For a more challenging, typically vegan adventure, check out the chalkboard: the three-course menu (€23) lists the chef’s latest creations. On the December evening of our visit, those were a ‘yofu’ starter (tofu-yogurt with a squishy panna cotta-like texture) topped with a nice but over-the-top sweet pear chutney; delicious homemade panzerotti ravioli filled with celery and yellow beetroot, an earthy combination of tart and salty, expertly balanced by the slightly sweet-sour beetroot sauce.

We also ordered a starter of kohlrabi ravioli (€7.90) – the delicate shells made out of paper-thin slices of the popular German turnip were reminiscent of something from the vegan pioneer La Mano Verde in Charlottenburg. Not surprising, since Moschinski trained with Mano Verde chef Jean-Christian Jury before breaking out to start Kopps. The difference? These were filled with a delicious ‘ragout’ of (cooked) lentils – a decisive step away from the raw-food gospel of his former employer.

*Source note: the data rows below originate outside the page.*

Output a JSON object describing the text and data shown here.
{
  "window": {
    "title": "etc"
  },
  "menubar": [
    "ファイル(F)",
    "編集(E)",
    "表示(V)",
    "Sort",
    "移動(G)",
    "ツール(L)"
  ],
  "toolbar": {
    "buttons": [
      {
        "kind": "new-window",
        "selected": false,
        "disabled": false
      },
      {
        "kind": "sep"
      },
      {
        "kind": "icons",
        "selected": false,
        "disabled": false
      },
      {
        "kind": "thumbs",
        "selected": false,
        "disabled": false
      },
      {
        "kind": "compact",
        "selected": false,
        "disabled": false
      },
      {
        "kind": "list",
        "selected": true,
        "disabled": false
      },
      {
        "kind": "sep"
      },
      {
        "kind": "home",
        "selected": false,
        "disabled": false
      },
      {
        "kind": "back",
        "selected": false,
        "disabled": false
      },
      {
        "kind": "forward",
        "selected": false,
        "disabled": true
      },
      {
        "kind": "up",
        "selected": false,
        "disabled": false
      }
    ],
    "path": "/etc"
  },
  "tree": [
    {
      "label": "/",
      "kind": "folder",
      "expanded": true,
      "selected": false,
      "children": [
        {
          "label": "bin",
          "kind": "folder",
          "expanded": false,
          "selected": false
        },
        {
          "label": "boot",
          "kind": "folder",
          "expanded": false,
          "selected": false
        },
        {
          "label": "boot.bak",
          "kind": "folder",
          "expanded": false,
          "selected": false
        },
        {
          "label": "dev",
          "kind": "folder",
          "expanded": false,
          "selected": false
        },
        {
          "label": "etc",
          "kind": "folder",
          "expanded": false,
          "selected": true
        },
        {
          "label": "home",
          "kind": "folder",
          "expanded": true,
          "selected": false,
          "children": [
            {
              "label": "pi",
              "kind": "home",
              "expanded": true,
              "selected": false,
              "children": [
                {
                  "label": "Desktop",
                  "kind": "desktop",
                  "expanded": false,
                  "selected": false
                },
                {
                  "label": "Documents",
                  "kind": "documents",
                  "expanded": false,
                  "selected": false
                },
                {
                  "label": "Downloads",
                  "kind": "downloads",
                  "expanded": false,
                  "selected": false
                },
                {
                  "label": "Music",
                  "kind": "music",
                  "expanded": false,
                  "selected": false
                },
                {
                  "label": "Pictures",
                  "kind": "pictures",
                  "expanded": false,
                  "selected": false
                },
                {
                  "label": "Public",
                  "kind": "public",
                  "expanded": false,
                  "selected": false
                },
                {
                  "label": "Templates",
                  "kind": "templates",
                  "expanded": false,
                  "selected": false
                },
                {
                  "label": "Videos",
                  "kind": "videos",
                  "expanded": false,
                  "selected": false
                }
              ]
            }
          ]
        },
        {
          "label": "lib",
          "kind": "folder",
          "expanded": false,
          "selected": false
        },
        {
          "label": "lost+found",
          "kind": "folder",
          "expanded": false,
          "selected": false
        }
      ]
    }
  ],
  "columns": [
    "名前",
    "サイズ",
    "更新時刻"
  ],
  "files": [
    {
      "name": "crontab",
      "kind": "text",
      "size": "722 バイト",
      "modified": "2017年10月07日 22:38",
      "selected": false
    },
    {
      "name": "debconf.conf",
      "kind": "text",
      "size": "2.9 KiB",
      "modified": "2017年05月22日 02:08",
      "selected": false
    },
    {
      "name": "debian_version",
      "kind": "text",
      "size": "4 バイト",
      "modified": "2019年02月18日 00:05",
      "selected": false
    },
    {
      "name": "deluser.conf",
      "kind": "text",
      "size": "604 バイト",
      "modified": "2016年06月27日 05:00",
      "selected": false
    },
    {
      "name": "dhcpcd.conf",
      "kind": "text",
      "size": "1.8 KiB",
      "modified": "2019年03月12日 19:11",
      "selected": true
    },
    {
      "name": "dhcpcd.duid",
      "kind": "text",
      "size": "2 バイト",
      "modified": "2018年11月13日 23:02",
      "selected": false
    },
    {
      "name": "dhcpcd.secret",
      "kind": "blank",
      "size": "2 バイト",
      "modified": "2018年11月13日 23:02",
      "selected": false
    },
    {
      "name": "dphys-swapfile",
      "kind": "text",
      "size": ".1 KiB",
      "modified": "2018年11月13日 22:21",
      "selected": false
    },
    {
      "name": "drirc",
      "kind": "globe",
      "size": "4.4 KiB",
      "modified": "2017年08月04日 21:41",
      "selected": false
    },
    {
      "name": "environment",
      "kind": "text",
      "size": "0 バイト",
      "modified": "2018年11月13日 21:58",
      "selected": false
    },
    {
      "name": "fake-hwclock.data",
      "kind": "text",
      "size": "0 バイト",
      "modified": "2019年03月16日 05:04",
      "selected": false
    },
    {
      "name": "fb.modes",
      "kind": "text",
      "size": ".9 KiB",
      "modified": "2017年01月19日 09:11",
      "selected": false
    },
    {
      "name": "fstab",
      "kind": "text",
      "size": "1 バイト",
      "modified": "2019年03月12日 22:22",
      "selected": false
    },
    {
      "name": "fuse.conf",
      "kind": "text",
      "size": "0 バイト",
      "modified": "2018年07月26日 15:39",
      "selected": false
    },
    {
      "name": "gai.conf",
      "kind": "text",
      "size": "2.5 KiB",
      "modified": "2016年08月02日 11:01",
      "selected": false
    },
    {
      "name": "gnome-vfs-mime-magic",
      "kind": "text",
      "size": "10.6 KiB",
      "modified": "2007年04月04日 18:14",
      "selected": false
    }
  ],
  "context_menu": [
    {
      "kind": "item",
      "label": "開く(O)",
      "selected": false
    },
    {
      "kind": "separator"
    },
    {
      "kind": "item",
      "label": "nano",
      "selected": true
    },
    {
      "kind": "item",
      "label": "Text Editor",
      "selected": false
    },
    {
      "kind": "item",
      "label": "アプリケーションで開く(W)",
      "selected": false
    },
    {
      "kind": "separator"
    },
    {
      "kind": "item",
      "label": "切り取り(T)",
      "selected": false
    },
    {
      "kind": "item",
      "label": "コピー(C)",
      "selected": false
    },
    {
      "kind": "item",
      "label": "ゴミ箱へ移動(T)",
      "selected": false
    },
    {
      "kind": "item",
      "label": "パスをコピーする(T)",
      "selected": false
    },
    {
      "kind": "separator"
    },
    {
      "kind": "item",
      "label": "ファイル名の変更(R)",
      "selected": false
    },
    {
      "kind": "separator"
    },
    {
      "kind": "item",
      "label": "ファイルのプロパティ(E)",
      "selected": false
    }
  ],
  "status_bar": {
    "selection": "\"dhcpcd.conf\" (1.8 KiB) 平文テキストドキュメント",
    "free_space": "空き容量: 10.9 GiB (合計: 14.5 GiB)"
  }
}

There’s also a fillet of smoked bean curd on the regular menu (€15.80), which we didn’t try but should next time. For a take on dairy-free dessert, try the millefeuille: the delicately lemon-flavoured soy-based cream was convincing and the puff pastry delicious. Too bad it was lacking some 997 layers (the name literally means “thousand leaves”). We also sampled the chef’s dessert of the week, an unusually fruity apple sorbet served in a glass filled with a creamy hazelnut Baileys sauce and a sesame nougatine biscuit.

A good, cheap way to sample Mio Matto is their lunch menu (€5.50; €7.50; €9:50 from one to three courses). Expect daily changing specials such as an eggplant-lentil stew served with potatoes, as well as (egg-free) pasta and pizza slathered in vegan cheese. Another affordable introduction to Moschinski’s way is the brunch, every Saturday and Sunday (€12.50).

Being 100 percent vegan means adopting a pretty fussy, dogmatic lifestyle, from leather-free shoes to fish-scale-free nail polish. But dining at Moschinski’s Mio Matto is anything but a dogmatic experience. Reclining in one of the sofas and enjoying the view over a nice plate of homemade ravioli or crusty pizza – never has vegan felt so obvious!

Originally published in issue #123, January 2014.